GOP leaders forced Rep. Barton to retract apology to BP
Under pressure from Republican leaders who threatened to remove him from a ranking committee position, Rep. Joe Barton (R-Tex.) late Thursday retracted his apology to BP CEO Tony Hayward for the way his company has been treated by the U.S. government -- a comment that had drawn heavy criticism from both parties.
Barton made that apology to Hayward in his opening statement Thursday morning before Hayward's testimony to the House subcommittee, in which Barton decried the Obama administration for pressuring BP to open a $20 billion escrow account and to suspend dividend payments for the rest of the year.
The ranking Republican on the House Energy and Commerce Committee said such arrangements have no legal basis, and that the political pressure exerted on the corporation in the midst of an investigation is a "tragedy of the first proportion."
"I'm ashamed of what happened in the White House yesterday," Barton said in the morning. "I apologize."

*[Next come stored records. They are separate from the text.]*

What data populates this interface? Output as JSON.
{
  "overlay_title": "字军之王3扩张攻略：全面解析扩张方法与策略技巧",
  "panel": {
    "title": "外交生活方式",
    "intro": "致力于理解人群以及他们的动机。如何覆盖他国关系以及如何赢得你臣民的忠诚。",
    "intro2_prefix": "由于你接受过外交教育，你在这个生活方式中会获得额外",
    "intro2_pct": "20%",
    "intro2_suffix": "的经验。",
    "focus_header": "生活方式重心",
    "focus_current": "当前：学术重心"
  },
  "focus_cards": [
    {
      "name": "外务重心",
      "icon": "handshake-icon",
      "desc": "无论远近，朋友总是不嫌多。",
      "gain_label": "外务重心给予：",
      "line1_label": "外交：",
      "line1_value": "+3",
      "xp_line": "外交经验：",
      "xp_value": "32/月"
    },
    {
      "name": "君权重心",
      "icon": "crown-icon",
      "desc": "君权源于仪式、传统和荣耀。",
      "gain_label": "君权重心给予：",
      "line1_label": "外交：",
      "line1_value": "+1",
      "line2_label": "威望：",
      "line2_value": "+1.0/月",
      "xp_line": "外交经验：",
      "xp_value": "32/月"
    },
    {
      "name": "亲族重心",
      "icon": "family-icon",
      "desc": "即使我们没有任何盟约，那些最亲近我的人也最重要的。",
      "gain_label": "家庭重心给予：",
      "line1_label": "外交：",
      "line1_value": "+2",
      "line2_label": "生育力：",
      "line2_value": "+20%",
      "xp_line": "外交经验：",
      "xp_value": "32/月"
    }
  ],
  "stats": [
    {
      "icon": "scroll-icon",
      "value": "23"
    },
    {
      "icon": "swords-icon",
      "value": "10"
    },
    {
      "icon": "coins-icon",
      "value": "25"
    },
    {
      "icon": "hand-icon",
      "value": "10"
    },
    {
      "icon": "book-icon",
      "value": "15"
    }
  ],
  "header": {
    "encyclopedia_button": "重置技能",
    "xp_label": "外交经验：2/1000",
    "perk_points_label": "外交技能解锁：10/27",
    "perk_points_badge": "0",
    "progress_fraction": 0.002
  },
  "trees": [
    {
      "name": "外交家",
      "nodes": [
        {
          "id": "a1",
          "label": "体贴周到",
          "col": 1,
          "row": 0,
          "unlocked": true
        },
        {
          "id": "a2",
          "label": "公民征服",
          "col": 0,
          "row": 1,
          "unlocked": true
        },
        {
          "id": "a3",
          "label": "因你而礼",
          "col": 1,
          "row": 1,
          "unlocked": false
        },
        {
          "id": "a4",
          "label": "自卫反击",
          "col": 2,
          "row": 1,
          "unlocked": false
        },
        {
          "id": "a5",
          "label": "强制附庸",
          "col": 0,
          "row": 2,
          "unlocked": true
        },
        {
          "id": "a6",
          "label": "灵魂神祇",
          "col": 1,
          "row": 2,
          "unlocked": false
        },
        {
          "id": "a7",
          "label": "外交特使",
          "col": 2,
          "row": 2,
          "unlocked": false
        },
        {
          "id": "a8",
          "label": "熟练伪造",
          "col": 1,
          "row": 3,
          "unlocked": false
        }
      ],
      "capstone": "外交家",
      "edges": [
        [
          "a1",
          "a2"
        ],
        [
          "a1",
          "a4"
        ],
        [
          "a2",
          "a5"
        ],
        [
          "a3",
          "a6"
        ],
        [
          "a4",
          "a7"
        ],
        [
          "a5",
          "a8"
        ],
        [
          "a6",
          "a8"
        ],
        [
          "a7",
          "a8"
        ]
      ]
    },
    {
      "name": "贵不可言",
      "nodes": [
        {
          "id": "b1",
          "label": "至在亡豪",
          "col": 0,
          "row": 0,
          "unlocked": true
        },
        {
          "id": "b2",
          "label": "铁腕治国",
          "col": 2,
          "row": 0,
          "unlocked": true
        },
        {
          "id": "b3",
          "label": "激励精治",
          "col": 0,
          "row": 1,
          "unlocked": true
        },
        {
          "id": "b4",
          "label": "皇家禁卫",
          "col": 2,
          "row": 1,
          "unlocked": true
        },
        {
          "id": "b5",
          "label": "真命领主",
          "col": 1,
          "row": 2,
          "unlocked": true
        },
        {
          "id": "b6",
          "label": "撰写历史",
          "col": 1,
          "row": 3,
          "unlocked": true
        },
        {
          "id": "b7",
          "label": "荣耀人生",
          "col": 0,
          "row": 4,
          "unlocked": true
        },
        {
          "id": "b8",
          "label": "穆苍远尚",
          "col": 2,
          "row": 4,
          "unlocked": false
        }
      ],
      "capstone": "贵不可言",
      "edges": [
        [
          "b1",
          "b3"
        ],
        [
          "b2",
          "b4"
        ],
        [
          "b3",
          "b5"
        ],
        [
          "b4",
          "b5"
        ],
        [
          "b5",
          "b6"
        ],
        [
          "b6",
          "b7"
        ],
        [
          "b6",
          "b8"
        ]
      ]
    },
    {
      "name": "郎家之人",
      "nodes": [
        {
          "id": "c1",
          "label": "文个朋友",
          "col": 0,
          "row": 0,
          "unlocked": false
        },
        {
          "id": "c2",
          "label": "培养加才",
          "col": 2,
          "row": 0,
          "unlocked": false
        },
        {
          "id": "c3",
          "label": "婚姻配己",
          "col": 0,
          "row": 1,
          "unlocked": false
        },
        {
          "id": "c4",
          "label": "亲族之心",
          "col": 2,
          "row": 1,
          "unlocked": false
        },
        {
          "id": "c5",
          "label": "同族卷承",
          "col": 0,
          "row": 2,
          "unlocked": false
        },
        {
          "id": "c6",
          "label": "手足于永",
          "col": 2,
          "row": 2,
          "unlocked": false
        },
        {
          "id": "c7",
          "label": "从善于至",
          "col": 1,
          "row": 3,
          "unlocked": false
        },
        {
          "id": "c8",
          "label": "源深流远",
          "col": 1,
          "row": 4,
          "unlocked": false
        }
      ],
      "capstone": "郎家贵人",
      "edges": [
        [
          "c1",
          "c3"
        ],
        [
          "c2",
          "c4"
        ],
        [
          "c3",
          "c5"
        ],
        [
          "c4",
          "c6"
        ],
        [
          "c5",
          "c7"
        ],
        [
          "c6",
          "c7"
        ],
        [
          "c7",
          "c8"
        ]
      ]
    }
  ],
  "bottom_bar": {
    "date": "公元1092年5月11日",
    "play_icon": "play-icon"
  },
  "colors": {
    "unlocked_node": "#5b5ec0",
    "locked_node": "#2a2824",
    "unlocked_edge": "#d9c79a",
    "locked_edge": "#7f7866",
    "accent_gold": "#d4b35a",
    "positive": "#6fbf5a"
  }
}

Barton called the escrow account, which will be distributed independently, a "slush fund" and said the situation amounted to a "shakedown" by the White House. He said if he, as a congressman, asked for something similar from a corporation he was investigating, he could go to jail.
Later Thursday, when House Republican leaders called his statement "wrong," Barton first said he was sorry for the "misconstruction" of his comments, then later put out a statement retracting his apology to BP.
According to a GOP leadership aide, Barton met with House Minority Leader John Boehner (Ohio) and Minority Whip Eric Cantor (Va.) Thursday afternoon, and was told, "Apologize, immediately. Or you will lose your [subcommittee] position, immediately. Now that he has apologized, we'll see what happens going forward."
Another aide said Barton would now not be removed unless he goes on "the TV circuit" and causes further controversy. The aides requested anonymity to discuss the private discussions of the Republican leaders.
In his statement, Barton said, "I apologize for using the term 'shakedown' with regard to yesterday's actions at the White House in my opening statement this morning, and I retract my apology to BP...I regret the impact that my statement this morning implied that BP should not pay for the consequences of their decisions and actions in this incident."
BP's Hayward said in testimony at the hearing that he doesn't think the $20 billion escrow account amounts to a "slush fund." Pressed by Rep. Bruce Braley (D-Iowa), Hayward repeatedly declined to give a yes-or-no answer about whether he thought the situation represented a "shakedown."
Almost immediately following Barton's morning comments, the liberal blogs and Democratic campaign operatives sprang into action and the White House denounced Barton. Even before Barton's comments, Democrats had been attempting to connect Republicans to BP, noting the many contributions GOP congressmen have received from it and other oil companies.